New Dams Threaten Amazonian Tribe

Between the dry grasslands of the cerrado savanna and the tropical forest of western Brazil lies the valley of the Juruena river, the homeland of the Enawene Nawe. The Mato Grosso state government is building a series of hydroelectric dams upriver of the tribe’s land. The dams threaten the tribe’s forest home, the fish they eat and the sacred Yãkwa ritual.

Survival has now received preliminary reports from Brazil indicating that this year’s fish stocks may be as low as those of 2009.

In the first light of dawn, Enawene Nawe men gather outside haiti: the house of sacred flutes.

They have recently returned from camps in the rainforest, in order to celebrate the most important fishing ceremony of the year: the Yãkwa banquet.

The Enawene Nawe are one of very few tribes in the world who do not eat red meat. They are expert fishermen. In the dry season, they catch fish with a poison called timbó, made from the juice of a woody vine. Bundles of vines are pounded in the water, so releasing the poison and asphyxiating the fish, which then rise to the surface.

In the wet season, when the hills of the Serra de Norte are shrouded in cloud, the longest indigenous ritual in Amazonia begins.

Yãkwa maintains the harmony of the world and is a four month exchange of food between the Enawene Nawe and the subterranean yakairiti spirits, who are the owners of fish and salt.

At the beginning of Yãkwa, the Enawene Nawe build waitiwina (dams) across Adowina (the Rio Preto).

The dams are created from criss-crossing trunks. These form a latticework of interwoven timber, into which are inserted dozens of cone-shaped traps. Bark and vine are used as joints.

‘The Adowina is a river for waitiwina’, said an Enawene Nawe man. ‘The trees are tall and the land is good.’



Water is then sucked through the cones, so trapping fish as they swim downstream, having spawned in the river’s headwaters.

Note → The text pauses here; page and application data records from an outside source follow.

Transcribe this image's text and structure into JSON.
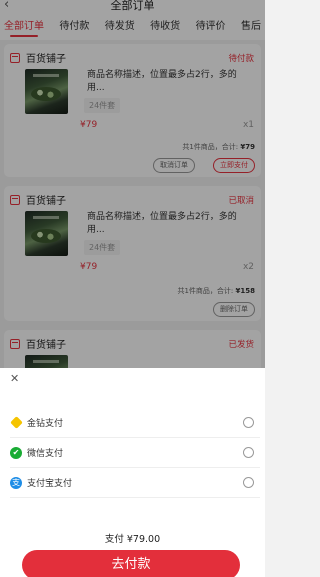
{
  "header": {
    "back_icon": "chevron-left-icon",
    "title": "全部订单"
  },
  "tabs": [
    "全部订单",
    "待付款",
    "待发货",
    "待收货",
    "待评价",
    "售后"
  ],
  "orders": [
    {
      "shop": "百货铺子",
      "status": "待付款",
      "product": "商品名称描述，位置最多占2行，多的用...",
      "spec": "24件套",
      "price": "¥79",
      "qty": "x1",
      "summary_prefix": "共1件商品，合计: ",
      "summary_total": "¥79",
      "buttons": [
        "取消订单",
        "立即支付"
      ]
    },
    {
      "shop": "百货铺子",
      "status": "已取消",
      "product": "商品名称描述，位置最多占2行，多的用...",
      "spec": "24件套",
      "price": "¥79",
      "qty": "x2",
      "summary_prefix": "共1件商品，合计: ",
      "summary_total": "¥158",
      "buttons": [
        "删除订单"
      ]
    },
    {
      "shop": "百货铺子",
      "status": "已发货"
    }
  ],
  "payment": {
    "close_icon": "close-icon",
    "methods": [
      {
        "label": "金钻支付",
        "icon": "diamond-icon"
      },
      {
        "label": "微信支付",
        "icon": "wechat-icon"
      },
      {
        "label": "支付宝支付",
        "icon": "alipay-icon"
      }
    ],
    "amount": "支付 ¥79.00",
    "pay_button": "去付款"
  },
  "colors": {
    "accent": "#e9333f",
    "wechat": "#19ac34",
    "alipay": "#1e8de6",
    "gold": "#f5c400"
  }
}
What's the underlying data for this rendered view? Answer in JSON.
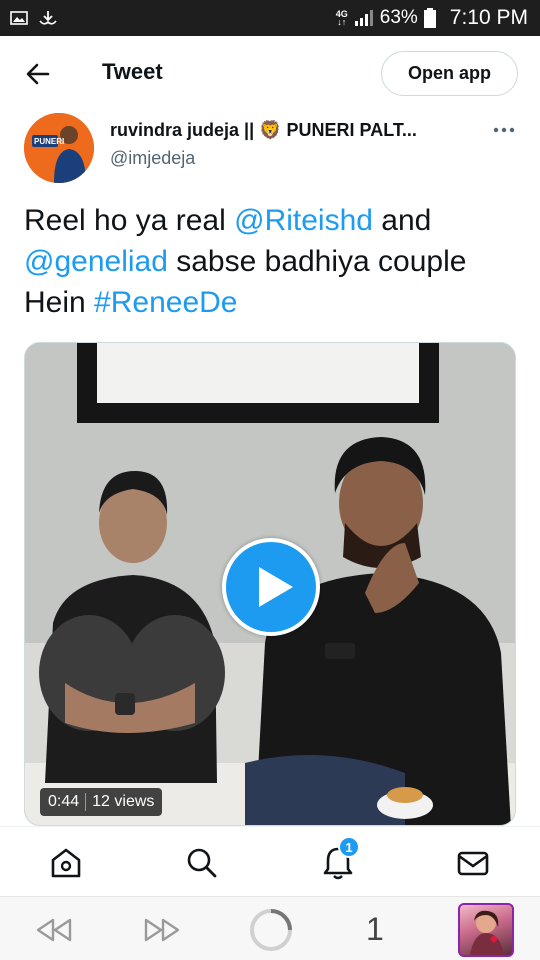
{
  "status_bar": {
    "network": "4G",
    "battery": "63%",
    "time": "7:10 PM"
  },
  "header": {
    "title": "Tweet",
    "open_app_label": "Open app"
  },
  "author": {
    "name": "ruvindra judeja || 🦁 PUNERI PALT...",
    "handle": "@imjedeja"
  },
  "tweet": {
    "text_1": "Reel ho ya real ",
    "mention_1": "@Riteishd",
    "text_2": " and ",
    "mention_2": "@geneliad",
    "text_3": " sabse badhiya couple Hein  ",
    "hashtag": "#ReneeDe"
  },
  "media": {
    "duration": "0:44",
    "views": "12 views"
  },
  "bottom_nav": {
    "notification_count": "1"
  },
  "browser": {
    "tab_count": "1"
  },
  "colors": {
    "accent": "#1d9bf0",
    "text": "#0f1419",
    "secondary": "#536471"
  }
}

Yãkwa has been recognized by Brazil’s Ministry of Culture as part of the country’s cultural heritage.

Fish are stored in small baskets woven from palm, and smoked in special smoke houses. They are then transported back to the village by canoe.

At the end of Yãkwa the dams are destroyed to ensure that fish can once more swim upriver to spawn.

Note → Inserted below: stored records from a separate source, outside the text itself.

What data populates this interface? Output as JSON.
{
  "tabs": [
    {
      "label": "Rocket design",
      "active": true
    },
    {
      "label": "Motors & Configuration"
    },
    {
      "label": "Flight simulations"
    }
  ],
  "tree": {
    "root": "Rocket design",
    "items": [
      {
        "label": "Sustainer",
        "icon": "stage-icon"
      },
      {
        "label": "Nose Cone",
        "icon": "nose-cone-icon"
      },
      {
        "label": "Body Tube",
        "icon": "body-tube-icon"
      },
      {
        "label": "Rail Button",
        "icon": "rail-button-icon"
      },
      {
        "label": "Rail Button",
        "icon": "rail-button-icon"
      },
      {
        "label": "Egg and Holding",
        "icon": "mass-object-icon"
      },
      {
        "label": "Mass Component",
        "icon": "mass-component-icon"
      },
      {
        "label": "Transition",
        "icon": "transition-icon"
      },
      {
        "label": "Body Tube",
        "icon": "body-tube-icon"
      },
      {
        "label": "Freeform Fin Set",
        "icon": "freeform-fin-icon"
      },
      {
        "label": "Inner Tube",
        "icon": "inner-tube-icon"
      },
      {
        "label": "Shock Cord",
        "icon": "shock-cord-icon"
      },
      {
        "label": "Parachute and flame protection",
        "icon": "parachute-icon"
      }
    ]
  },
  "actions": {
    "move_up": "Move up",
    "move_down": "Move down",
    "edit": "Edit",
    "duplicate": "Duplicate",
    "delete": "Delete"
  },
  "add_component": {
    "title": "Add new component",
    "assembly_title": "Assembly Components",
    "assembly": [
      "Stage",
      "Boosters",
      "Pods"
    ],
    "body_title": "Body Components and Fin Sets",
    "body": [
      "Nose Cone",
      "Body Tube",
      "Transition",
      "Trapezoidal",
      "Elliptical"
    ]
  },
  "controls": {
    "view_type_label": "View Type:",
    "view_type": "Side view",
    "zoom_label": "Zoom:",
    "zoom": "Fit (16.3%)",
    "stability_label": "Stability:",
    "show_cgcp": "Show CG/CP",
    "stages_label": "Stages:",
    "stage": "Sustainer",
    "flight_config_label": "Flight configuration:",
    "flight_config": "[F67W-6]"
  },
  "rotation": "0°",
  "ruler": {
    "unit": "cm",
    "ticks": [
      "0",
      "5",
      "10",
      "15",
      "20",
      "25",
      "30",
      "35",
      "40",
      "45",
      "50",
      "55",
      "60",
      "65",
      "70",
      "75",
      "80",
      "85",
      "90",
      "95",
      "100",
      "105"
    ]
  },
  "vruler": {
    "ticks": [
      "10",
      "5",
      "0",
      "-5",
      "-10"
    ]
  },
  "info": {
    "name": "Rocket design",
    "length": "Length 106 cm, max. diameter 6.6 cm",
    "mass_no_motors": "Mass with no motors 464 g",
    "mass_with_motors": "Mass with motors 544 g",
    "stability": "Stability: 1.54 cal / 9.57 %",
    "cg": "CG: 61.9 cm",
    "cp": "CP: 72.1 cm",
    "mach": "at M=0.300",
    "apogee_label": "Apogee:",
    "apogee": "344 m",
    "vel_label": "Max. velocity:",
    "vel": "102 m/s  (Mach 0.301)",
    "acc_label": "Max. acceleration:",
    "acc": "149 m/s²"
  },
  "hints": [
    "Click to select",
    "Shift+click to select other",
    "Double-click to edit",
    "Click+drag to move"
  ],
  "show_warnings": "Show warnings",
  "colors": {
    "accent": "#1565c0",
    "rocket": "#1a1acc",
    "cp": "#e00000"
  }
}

The UN body UNESCO recently called for the urgent safeguarding of the Yãkwa ritual, referring to it as an ‘intangible cultural heritage.’

For the last few years however, the tribe has struggled to carry out Yãkwa, due to the decline in fish stocks from deforestation and hydro-electric dam construction.

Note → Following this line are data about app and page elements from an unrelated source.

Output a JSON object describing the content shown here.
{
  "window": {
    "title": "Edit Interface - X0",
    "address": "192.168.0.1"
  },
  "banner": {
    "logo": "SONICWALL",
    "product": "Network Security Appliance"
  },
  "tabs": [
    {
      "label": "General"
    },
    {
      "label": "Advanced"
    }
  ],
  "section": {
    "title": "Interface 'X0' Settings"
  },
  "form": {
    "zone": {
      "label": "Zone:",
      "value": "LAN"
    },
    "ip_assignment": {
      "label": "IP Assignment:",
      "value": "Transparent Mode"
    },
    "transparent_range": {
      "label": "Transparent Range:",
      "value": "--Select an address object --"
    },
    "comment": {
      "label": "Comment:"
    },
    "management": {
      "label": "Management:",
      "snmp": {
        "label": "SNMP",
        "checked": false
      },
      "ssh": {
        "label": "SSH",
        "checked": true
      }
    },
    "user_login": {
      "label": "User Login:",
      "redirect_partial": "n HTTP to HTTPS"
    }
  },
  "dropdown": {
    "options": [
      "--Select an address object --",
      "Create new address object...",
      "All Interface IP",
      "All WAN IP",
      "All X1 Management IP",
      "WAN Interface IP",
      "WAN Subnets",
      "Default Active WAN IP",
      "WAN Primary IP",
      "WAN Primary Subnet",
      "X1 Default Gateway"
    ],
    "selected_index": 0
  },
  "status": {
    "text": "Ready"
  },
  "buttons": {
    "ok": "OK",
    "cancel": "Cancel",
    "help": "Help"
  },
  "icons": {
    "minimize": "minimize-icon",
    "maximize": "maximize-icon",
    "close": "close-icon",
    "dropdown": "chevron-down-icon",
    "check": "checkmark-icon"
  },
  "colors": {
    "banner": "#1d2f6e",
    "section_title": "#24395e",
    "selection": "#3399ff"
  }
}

The situation became so serious in 2009 that a dam construction company was forced to buy three thousand kilos of farmed fish to ensure the tribe’s survival.‘When I was a small boy, I always came to the dams with my father’, said Kawari, an Enawene Nawe elder.‘We let the fish go up the river to lay their eggs. But if hydro-electric dams are built all the eggs will disappear and the fish will die.’

The tribe has not given their consent for hydro-electric dam construction – such as the Telegrafica dam pictured above – or for the deforestation of their land by cattle ranchers.

Stephen Corry, Director of Survival International, said, ‘It is a bitter irony that while Yãkwa is now recognized as part of Brazil’s cultural heritage, the ritual could very soon cease to exist.’



‘We didn’t know the white people were going to take our land. We didn’t know anything about deforestationWe didn’t know about the laws of the white men’, say the Enawene Nawe.

The tribe is now lobbying for the Rio Preto area to be recognized as theirs  and for the removal of the ranchers.

‘The Rio Preto is vital for our survival. Why do the ranchers claim it is theirs?

‘Do they know the first names of the Rio Preto?  No.  These are the river’s real names: Adowina, Hokosewina and Kayawinalo.

And we, the Enawene Nawe, are the real owners.’


Human Journey

Meet the Author
Joanna Eede was an editorial consultant to Survival International with a particular interest in the relationship between man and nature and tribal peoples. She has created and edited three environmental books, including Portrait of England (Think Publishing, 2006) and We are One: A Celebration of Tribal Peoples (Quadrille, 2009). Joanna writes for newspapers and magazines on subjects such as the repatriation of wild Przewalski horses to Mongolia, the whales of the Alboran sea, the chimpanzees of the Mahale rainforest, uncontacted tribes of the Amazon rainforest and the Hadza hunter gatherer people of Tanzania. Future ideas include a book about Tibet’s nomads.